a counteruniformitariansism weblog


Dear readers: Bruce, the story teller here, is an old Coast Guard buddy from way back. We served together on the old cutter LaMar. The LaMar was decommissioned at the same time we were discharged from the service at Government Island (scene of the old C.G. boot camp) in Alameda California. They took the old ship out to sea and used her for target practice. Us, they just turned loose. I thought I'd share this story with you.

Mornin Joe,

Ya this is a model, one of the nicest I’ve ever seen. The detail is just amazing. I almost sank in a boat, full sized, just like this. This is like the boat we had, probably the Lamar’s original, before we got the new improved model. One beautiful, but very windy, Sunday we had to take the ole girl out on her last run down the coast a bit to try to get a buoy, big buoy, that had lost its anchor and was drifting towards the beach, lights and horn still active. The 40 couldn’t get it and the 44 fail too, if you can believe that. We got a half hitch on it on our third pass. The seas were huge that day but that boat sure could surf the big waves that we encountered as we turned each time to make another pass. Once we got a hold of the buoy I think the anchor chain, which must have been hung up on a rock, broke loose and the “tow” started to dragenough to flood the, self bailing, deck. We managed to get a heaving line tied onto the tow line and pass that off to the awaiting 44, who took over and we headed back to Monterey. We were plowing back but there were still several inches of water on the “self bailing deck”, weird! All that flooding wouldn’t have been so bad if the big brass deck plate on the after deck was good. It wasn’t, and not only that the ocean that leaked into that compartment then leaked into the engine “room” through the prop shaft gland that was bad also. It was an old Buda diesel and, because of all the action on the high seas, it had been a while since I’d looked in to check on things. I lifted the forward hatch and got a face full of the ocean that was sprayed out by the generator fan. Further review of the situation revealed water about half way up the engine, close to the dip stick. Seems like I had read that if salt water gets into the sump it could explode. Sounds far fetched but that is what I recalled at the time. We had a radio but failed to get a hand hump so I told the recruit with us to start bailing with his boot. He thought I was kidding. I wasn’t so he started bailing with his boot. Oh, the story he can tell now, eh? I wanted to shut er down but the boson said no so I waited. We passed the glass bottom boat place in Pacific Grove, still surfing with huge waves pushing us. We had called the station and told them we were sinking and they sent out the 40, again. You should have seen the boat round the breakwater where the seals used to hang out. The waves were so big…and they had an excuse to blast off, they were completely out of the water, all forty feet. It was amazing. Once I was them I shut down the engine but that sure pissed off the boson. Oh, well!!! The 40 picked us up and towed us back. The next day we headed up to Alameda and got our new boat. The end.

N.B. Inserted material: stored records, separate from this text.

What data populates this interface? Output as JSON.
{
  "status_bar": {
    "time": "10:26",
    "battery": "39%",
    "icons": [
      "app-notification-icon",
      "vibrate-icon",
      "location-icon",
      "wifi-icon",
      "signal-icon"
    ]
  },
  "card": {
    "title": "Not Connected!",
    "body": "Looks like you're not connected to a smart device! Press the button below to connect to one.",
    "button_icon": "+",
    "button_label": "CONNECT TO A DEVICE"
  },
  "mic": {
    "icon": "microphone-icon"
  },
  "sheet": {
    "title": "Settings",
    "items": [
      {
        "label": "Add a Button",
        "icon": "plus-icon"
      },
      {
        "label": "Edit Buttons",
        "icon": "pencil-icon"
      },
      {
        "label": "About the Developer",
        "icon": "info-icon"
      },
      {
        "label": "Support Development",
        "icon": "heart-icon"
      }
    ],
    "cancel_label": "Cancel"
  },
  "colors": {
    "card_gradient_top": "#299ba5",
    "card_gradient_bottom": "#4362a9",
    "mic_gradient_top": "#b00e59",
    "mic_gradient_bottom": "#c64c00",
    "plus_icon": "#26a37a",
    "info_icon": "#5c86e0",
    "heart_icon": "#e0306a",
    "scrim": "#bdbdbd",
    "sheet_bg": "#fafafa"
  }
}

What a great story! Actually, yes, I can imagine seeing the side pushed in a number of inches each time that bouy bounced off it. While working on the old Retriever (pictured), and it's sister the Goliah in Seattle harbor on ship assists, it wasn't unusual to see the side of the hull in the engineroom bend right in enough to crack paint when making up alongside a ship to help it into a berth.

It does seem to me that if the water ran into the dipstick hole and mixed with the oil the engine would break. It is surprising though, how much abuse those old diesels would take! Did you know, for instance, that if your cooling water was leaking out somewhere, you MIGHT get away with dumping several pepper shakers full into the radiator if it is WAY overheated. I did this on a river tug running from Kotzebue to Nome (NOT the boat pictured) when one of the GMC engines (keel cooled with expansion tank - no radiator). Now THERE'S another sea story! See how something ALWAYS seems to run into telling another sea story?
The stories we could tell, eh? Maybe we SHOULD write them all down, but I guess I am just too lazy for a project of that scope.

I wonder if anyone at all would be interested in a SEA STORIES blog?

No comments: